When supplying digital services to businesses all over the word, it is important to familiarise yourself with the tax rules in regions you are offering services to. When providing digital services to consumers in the European Union in particular, it is important to consider their regulations around VAT, to ensure your business always remains sustainable and compliant. Depending on your established place of supply, the rules are a little bit different, which we’ll briefly explore in this article today.
VAT Rules for Businesses Established in the UK
When trading digital services to consumers in the EU as a business established in the UK, the following checklist containing a few important rules have been set out by the government to make it easier to maintain your compliance:
- Ensure you check individual rules in the place of supply first, to see if you are subject to any VAT or other tax.
- Check whether you are supplying a digital service or not. If not, the general place of supply service rules remains. If so, the next step on the list becomes important.
- As of January 2019, the threshold for digital supplies is £8,818 (pre-VAT). If the annual total of services offered is below the threshold, the place of supply is in the UK. If it is over, the place of supply is where the consumer is located.
- It matters whether your customer is a business or a private consumer.

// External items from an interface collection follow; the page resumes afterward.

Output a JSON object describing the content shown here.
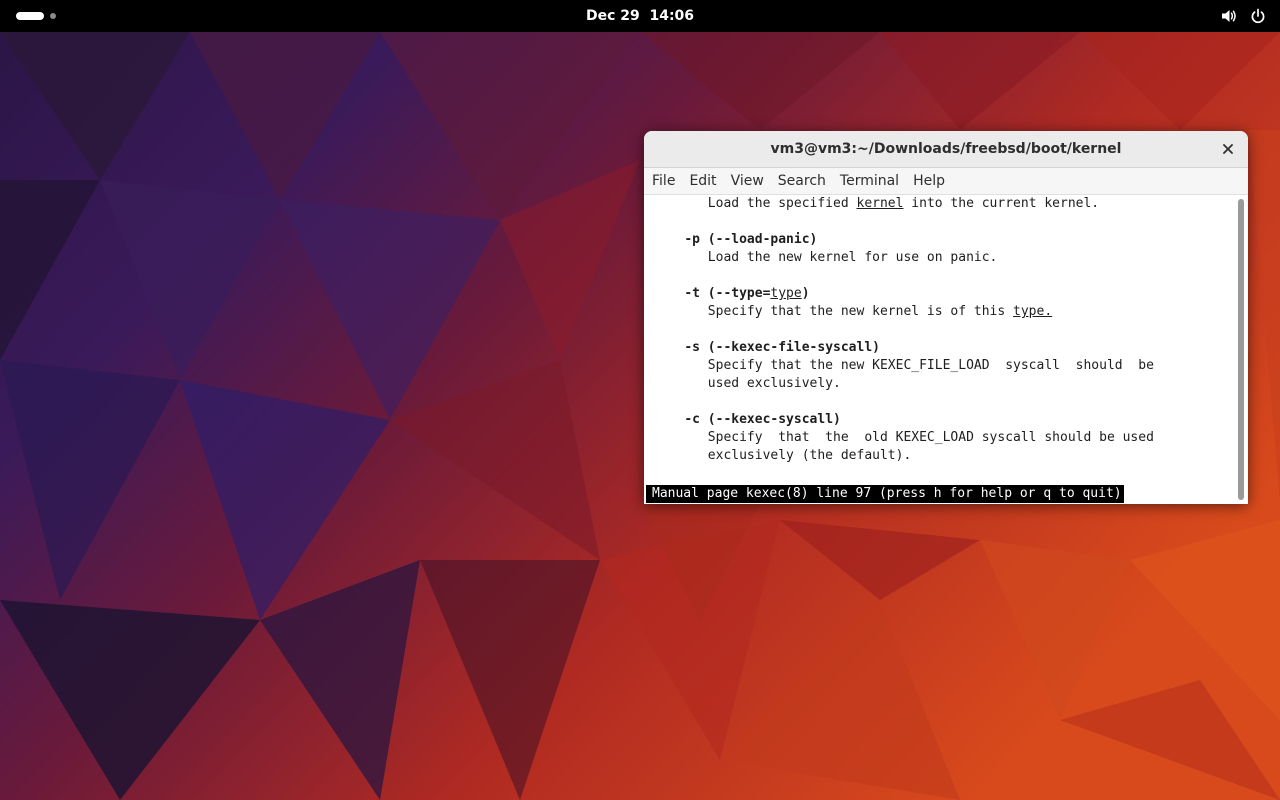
{
  "topbar": {
    "clock": "Dec 29  14:06",
    "workspace_indicator": "activities-indicator",
    "icons": [
      "volume-icon",
      "power-icon"
    ]
  },
  "window": {
    "title": "vm3@vm3:~/Downloads/freebsd/boot/kernel",
    "close_glyph": "×",
    "menu": {
      "file": "File",
      "edit": "Edit",
      "view": "View",
      "search": "Search",
      "terminal": "Terminal",
      "help": "Help"
    }
  },
  "terminal": {
    "l_load_pre": "       Load the specified ",
    "l_load_kernel": "kernel",
    "l_load_post": " into the current kernel.",
    "opt_p": "-p (--load-panic)",
    "opt_p_desc": "       Load the new kernel for use on panic.",
    "opt_t_pre": "-t (--type=",
    "opt_t_arg": "type",
    "opt_t_post": ")",
    "opt_t_desc_pre": "       Specify that the new kernel is of this ",
    "opt_t_desc_u": "type.",
    "opt_s": "-s (--kexec-file-syscall)",
    "opt_s_desc1": "       Specify that the new KEXEC_FILE_LOAD  syscall  should  be",
    "opt_s_desc2": "       used exclusively.",
    "opt_c": "-c (--kexec-syscall)",
    "opt_c_desc1": "       Specify  that  the  old KEXEC_LOAD syscall should be used",
    "opt_c_desc2": "       exclusively (the default).",
    "status": "Manual page kexec(8) line 97 (press h for help or q to quit)"
  },
  "colors": {
    "topbar_bg": "#000000",
    "titlebar_bg": "#ebebeb",
    "terminal_bg": "#ffffff",
    "terminal_fg": "#1e1e1e"
  }
}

- If the supply is not made in the UK, find out whether it should be taxed at the EU member state standard or a reduced VAT rate.
VAT Rules for Businesses Established Outside the UK
If your business is based outside of the EU, the place of supply will be solely the location of the consumer. In this case, you will have to register for VAT MOSS (VAT Mini One Stop Shop) in an EU member state. It is important to register each individual state where your consumers are located. The digital services threshold mentioned earlier does not apply in this instance, and you will be responsible for accounting for VAT supply irrespective of the overall value of your sales in a given financial year.
Stay Up to Date with Brexit
Brexit, which refers to Britain’s plans to move away from the European Union, is still a hot topic in the news as we approach the end of 2019. If you are supplying digital services to consumers in the UK or in the rest of the EU, it is a good idea to stay up to date with the news around this, as looming changes may affect businesses, especially once the process has reached its conclusion. If you are offering services there may be policy changes coming into effect as a result of Brexit, which could have tax implications as well. Don’t take any chances, and get some expert advice if you’re worried about any potential effects on your business as a result of the process.
While this article aims to provide an overview of the technicalities around VAT, it should not be considered a legal authority on the matter. You are encouraged to talk to a specialist if you need more information, or if you have specific questions about the processes mentioned.